Key-Stone’s researches have compared these phenomena, through the analysis of a sample of over 4,000 Italians who were interviewed in three different periods: before the total lock-down, after the most acute phase of the pandemic, and in the period following the vaccination campaign against Covid-19.
These surveys show a recovery of lost accesses, a greater attention paid to hygiene, aesthetics, and prevention, as well as an increase in the gap between patients who can afford dental care and those forced to undergo dental extraction.
Gradual return to normal
The end of the state of emergency and the slow return to normal allow for an initial analysis of how much Covid has affected dental treatments and, consequently, Italians’ oral health. Key-Stone carries out at least once a year now studies on the population representing target patients going to Italian dental practices (average age between 20 and 75 years).
The recurrent nature of these analyses made it possible to study the time span from the end of 2019 – before Covid-19 pandemic – to the immediate post-lockdown and the period following the vaccination campaign. The results highlight a gradual return to normal, despite the awareness that the virus circulation is still high.
Impact of Covid-19 on oral health
Lockdown: worsening of oral health conditions
Thanks to a study carried out in collaboration with the Italian Society of Periodontology and Implantology, when the lockdown of spring 2020 took place there was a worsening of Italians’ oral health. In particular, gums and caries problems, as well as accidents related to prostheses and the impossibility of solving ruptures have emerged. This situation coincided with the reduction in the clinical activity of the practices, which were only able to take care of urgencies.
Post-lockdown: recovery of dental business
In the phase following the lockdown measures, there was a strong recovery in dental performance. The abrupt closure of the clinics had discontinued treatments being performed or planned in that period. Treatment plans with advance payments meant that professionals had liquidity to resume their activity with and were able to treat their already acquired patients.
Increase in the activity of some key services
Prevention: oral hygiene and check-up visits
The situation has currently stabilized, so some considerations can be made based on data analysis.
First of all, in light of the outcomes of the last research conducted in January 2022 on a sample of about 1,800 patients, there is an increase in oral hygiene sessions and check-up visits. These two activities together make up approximately 50% of the dental practices’ performance.
The reason for this data can be related to three main factors:
- Patients’ greater attention to oral health;
- Culture of prevention promoted by dental hygienists and dentists;
- Management of periodic recalls leading to greater patient loyalty to the clinic.

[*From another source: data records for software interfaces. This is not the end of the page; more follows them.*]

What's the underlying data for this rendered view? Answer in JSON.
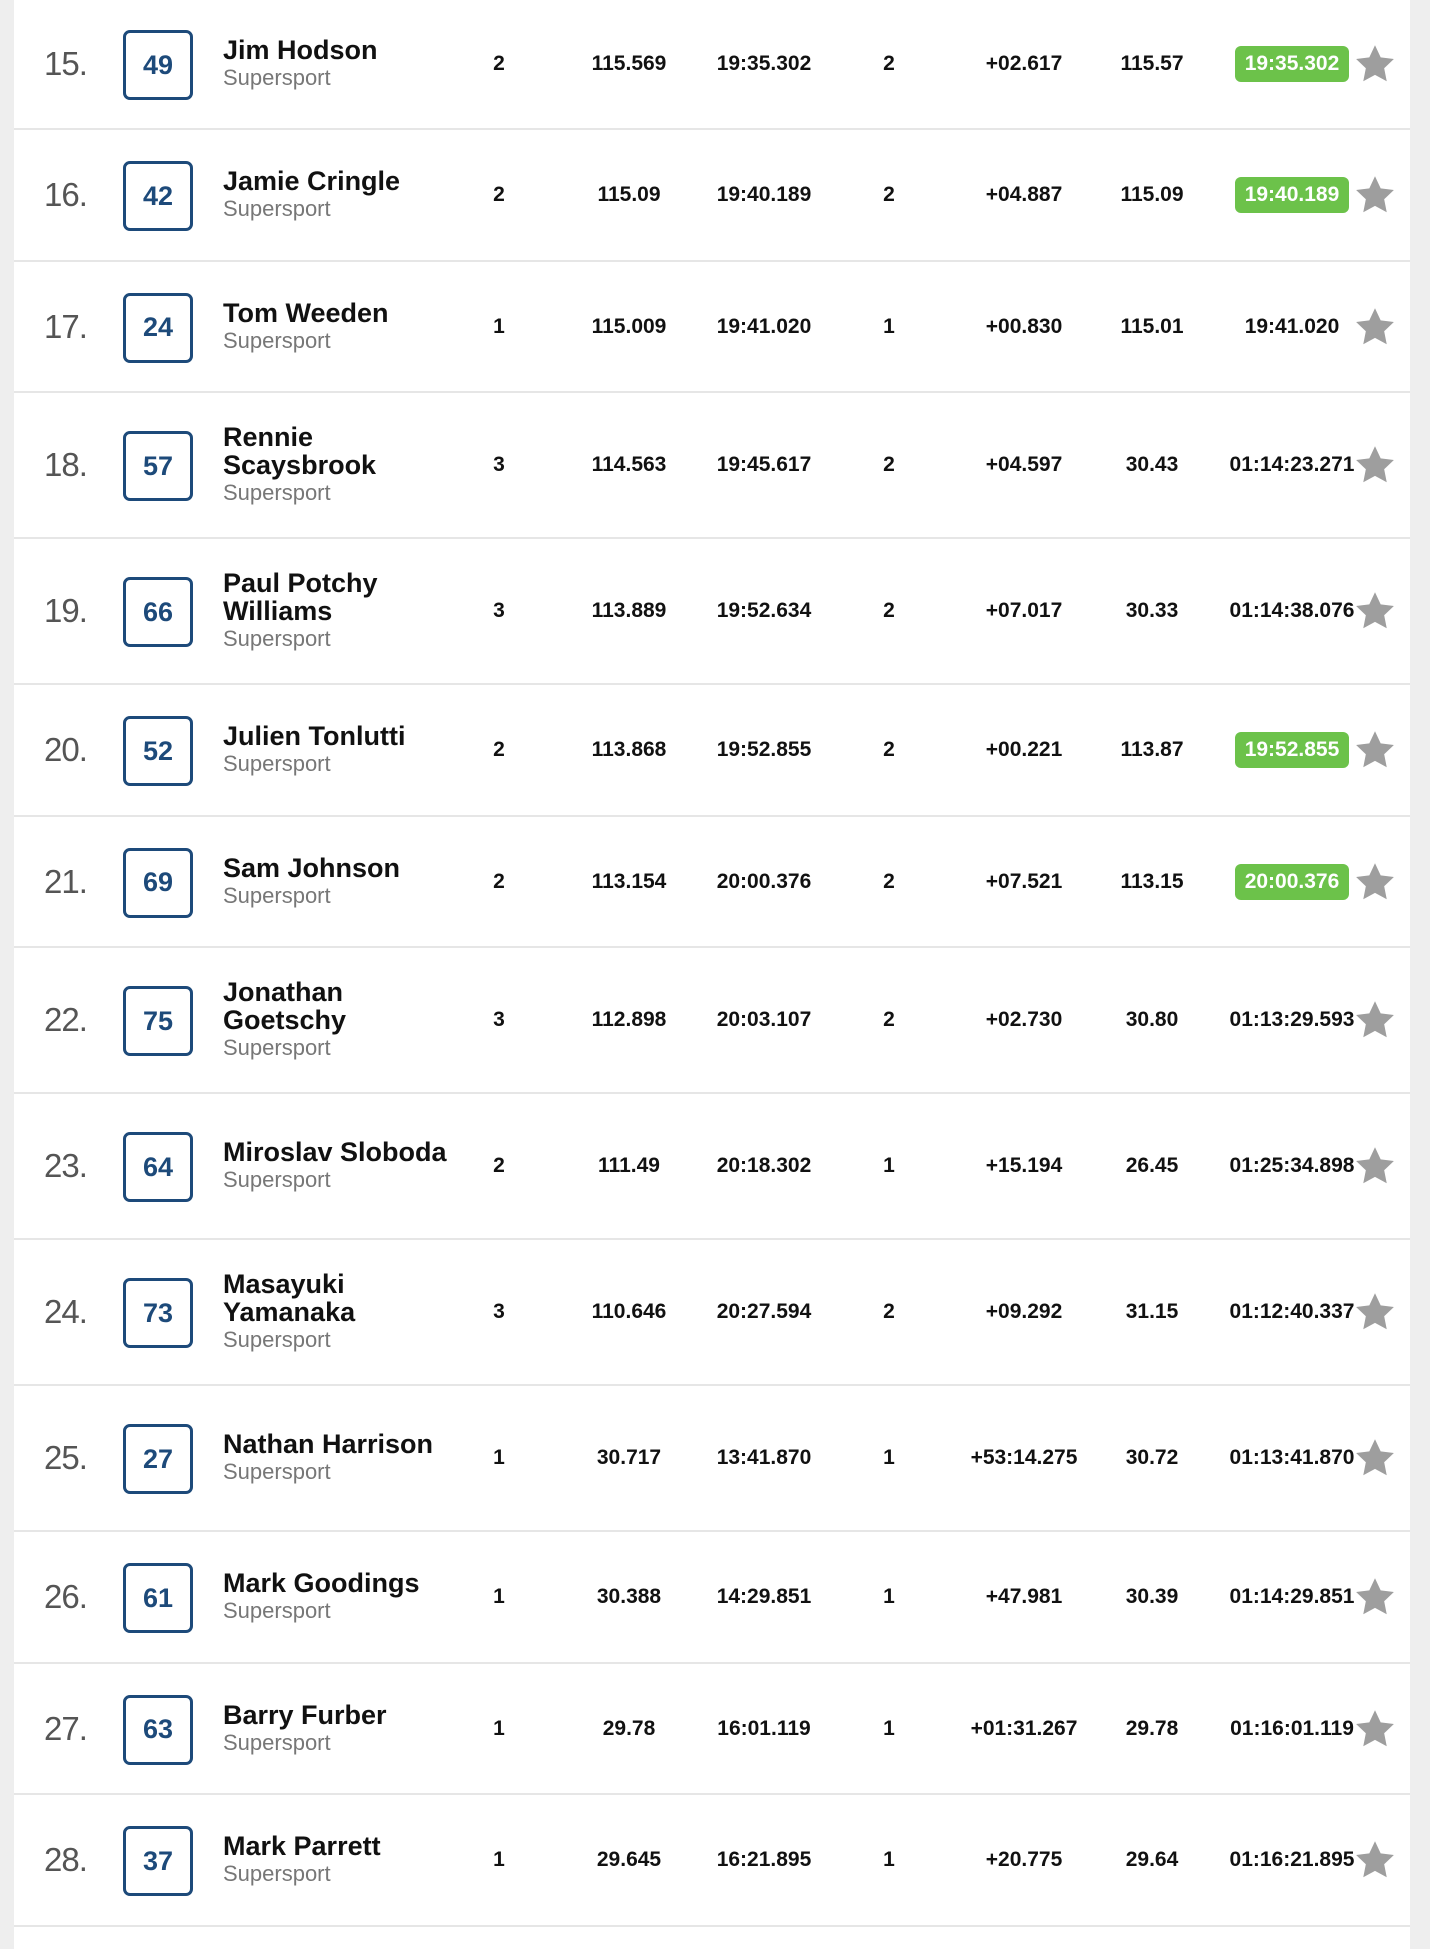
{
  "rows": [
    {
      "pos": "15.",
      "number": "49",
      "name": "Jim Hodson",
      "class": "Supersport",
      "laps": "2",
      "speed": "115.569",
      "time": "19:35.302",
      "best_lap": "2",
      "gap": "+02.617",
      "best_speed": "115.57",
      "best_time": "19:35.302",
      "highlight": true
    },
    {
      "pos": "16.",
      "number": "42",
      "name": "Jamie Cringle",
      "class": "Supersport",
      "laps": "2",
      "speed": "115.09",
      "time": "19:40.189",
      "best_lap": "2",
      "gap": "+04.887",
      "best_speed": "115.09",
      "best_time": "19:40.189",
      "highlight": true
    },
    {
      "pos": "17.",
      "number": "24",
      "name": "Tom Weeden",
      "class": "Supersport",
      "laps": "1",
      "speed": "115.009",
      "time": "19:41.020",
      "best_lap": "1",
      "gap": "+00.830",
      "best_speed": "115.01",
      "best_time": "19:41.020",
      "highlight": false
    },
    {
      "pos": "18.",
      "number": "57",
      "name": "Rennie Scaysbrook",
      "class": "Supersport",
      "laps": "3",
      "speed": "114.563",
      "time": "19:45.617",
      "best_lap": "2",
      "gap": "+04.597",
      "best_speed": "30.43",
      "best_time": "01:14:23.271",
      "highlight": false
    },
    {
      "pos": "19.",
      "number": "66",
      "name": "Paul Potchy Williams",
      "class": "Supersport",
      "laps": "3",
      "speed": "113.889",
      "time": "19:52.634",
      "best_lap": "2",
      "gap": "+07.017",
      "best_speed": "30.33",
      "best_time": "01:14:38.076",
      "highlight": false
    },
    {
      "pos": "20.",
      "number": "52",
      "name": "Julien Tonlutti",
      "class": "Supersport",
      "laps": "2",
      "speed": "113.868",
      "time": "19:52.855",
      "best_lap": "2",
      "gap": "+00.221",
      "best_speed": "113.87",
      "best_time": "19:52.855",
      "highlight": true
    },
    {
      "pos": "21.",
      "number": "69",
      "name": "Sam Johnson",
      "class": "Supersport",
      "laps": "2",
      "speed": "113.154",
      "time": "20:00.376",
      "best_lap": "2",
      "gap": "+07.521",
      "best_speed": "113.15",
      "best_time": "20:00.376",
      "highlight": true
    },
    {
      "pos": "22.",
      "number": "75",
      "name": "Jonathan Goetschy",
      "class": "Supersport",
      "laps": "3",
      "speed": "112.898",
      "time": "20:03.107",
      "best_lap": "2",
      "gap": "+02.730",
      "best_speed": "30.80",
      "best_time": "01:13:29.593",
      "highlight": false
    },
    {
      "pos": "23.",
      "number": "64",
      "name": "Miroslav Sloboda",
      "class": "Supersport",
      "laps": "2",
      "speed": "111.49",
      "time": "20:18.302",
      "best_lap": "1",
      "gap": "+15.194",
      "best_speed": "26.45",
      "best_time": "01:25:34.898",
      "highlight": false
    },
    {
      "pos": "24.",
      "number": "73",
      "name": "Masayuki Yamanaka",
      "class": "Supersport",
      "laps": "3",
      "speed": "110.646",
      "time": "20:27.594",
      "best_lap": "2",
      "gap": "+09.292",
      "best_speed": "31.15",
      "best_time": "01:12:40.337",
      "highlight": false
    },
    {
      "pos": "25.",
      "number": "27",
      "name": "Nathan Harrison",
      "class": "Supersport",
      "laps": "1",
      "speed": "30.717",
      "time": "13:41.870",
      "best_lap": "1",
      "gap": "+53:14.275",
      "best_speed": "30.72",
      "best_time": "01:13:41.870",
      "highlight": false
    },
    {
      "pos": "26.",
      "number": "61",
      "name": "Mark Goodings",
      "class": "Supersport",
      "laps": "1",
      "speed": "30.388",
      "time": "14:29.851",
      "best_lap": "1",
      "gap": "+47.981",
      "best_speed": "30.39",
      "best_time": "01:14:29.851",
      "highlight": false
    },
    {
      "pos": "27.",
      "number": "63",
      "name": "Barry Furber",
      "class": "Supersport",
      "laps": "1",
      "speed": "29.78",
      "time": "16:01.119",
      "best_lap": "1",
      "gap": "+01:31.267",
      "best_speed": "29.78",
      "best_time": "01:16:01.119",
      "highlight": false
    },
    {
      "pos": "28.",
      "number": "37",
      "name": "Mark Parrett",
      "class": "Supersport",
      "laps": "1",
      "speed": "29.645",
      "time": "16:21.895",
      "best_lap": "1",
      "gap": "+20.775",
      "best_speed": "29.64",
      "best_time": "01:16:21.895",
      "highlight": false
    }
  ],
  "colors": {
    "highlight": "#6cc24a",
    "number_border": "#1d4a7a",
    "star": "#9e9e9e"
  },
  "icons": {
    "favorite": "star-icon"
  }
}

Moreover, it is necessary to focus on the data referring to carried-out treatments (caries and devitalizations) to note how almost the entire activity of the practice (87%) – in terms of number of treatment – is focused on prevention and small treatments.
Looking for dazzling smiles
Another interesting fact is the increase of treatments related to aesthetics, such as bleaching (+24% compared to 2018) and transparent aligners (+130% compared to 2018). It should also be considered that many patients see professional oral hygiene as aimed at aesthetics, rather than at prevention.
In addition to these findings, sales data referring to materials used for the “polishing“ after oral hygiene confirm the trend growth, registering a +16% compared to 2018 sales, with a significant increase precisely for “prophy powders” with a +30%, compared to 2018.
Problems affecting access to care
It is also interesting to point out – but this time with a negative meaning – the considerable increase in patients claiming to have undergone tooth extractions (+7%), compared to the pre-Covid period. These are mainly patients with low education level and belonging to a low-income social group. This data confirms the economic difficulties preventing part of the population to access oral care and rehabilitation, since the increase in extractions does not correspond to an increase in prosthesis, which remain rather stable, compared to the pre-Covid period.
Honestly, it is hard to predict the future of the sector.
The current geopolitical situation does not allow forecasts to be made. However, we can certainly say that the market has recovered to 2019 levels, the population go again to the dentist and the number of accesses lost during the period of total lockdown and post-lockdown – when patients were afraid to go to the dentist- are recovering.
Even on the economic front, the signs are not that bad. Despite the difficulties, workers seem to have saved their jobs; the pandemic and the collapse of consumption have made it possible to save money, which many people seem to want to invest in the improvement or restoration of their oral health.
Anyway, the data making us think the most refer to the reduction of almost 20% of access to dental offices during 2020, which – together with the procrastination of some treatments – has significantly worsened the average health condition of Italians. In particular, this happened for untreated inflammatory situations, such as gingivitis, which was reported by large part of those who have faced dental problems, with direct consequences on the increase of need for extractions and periodontal care in general.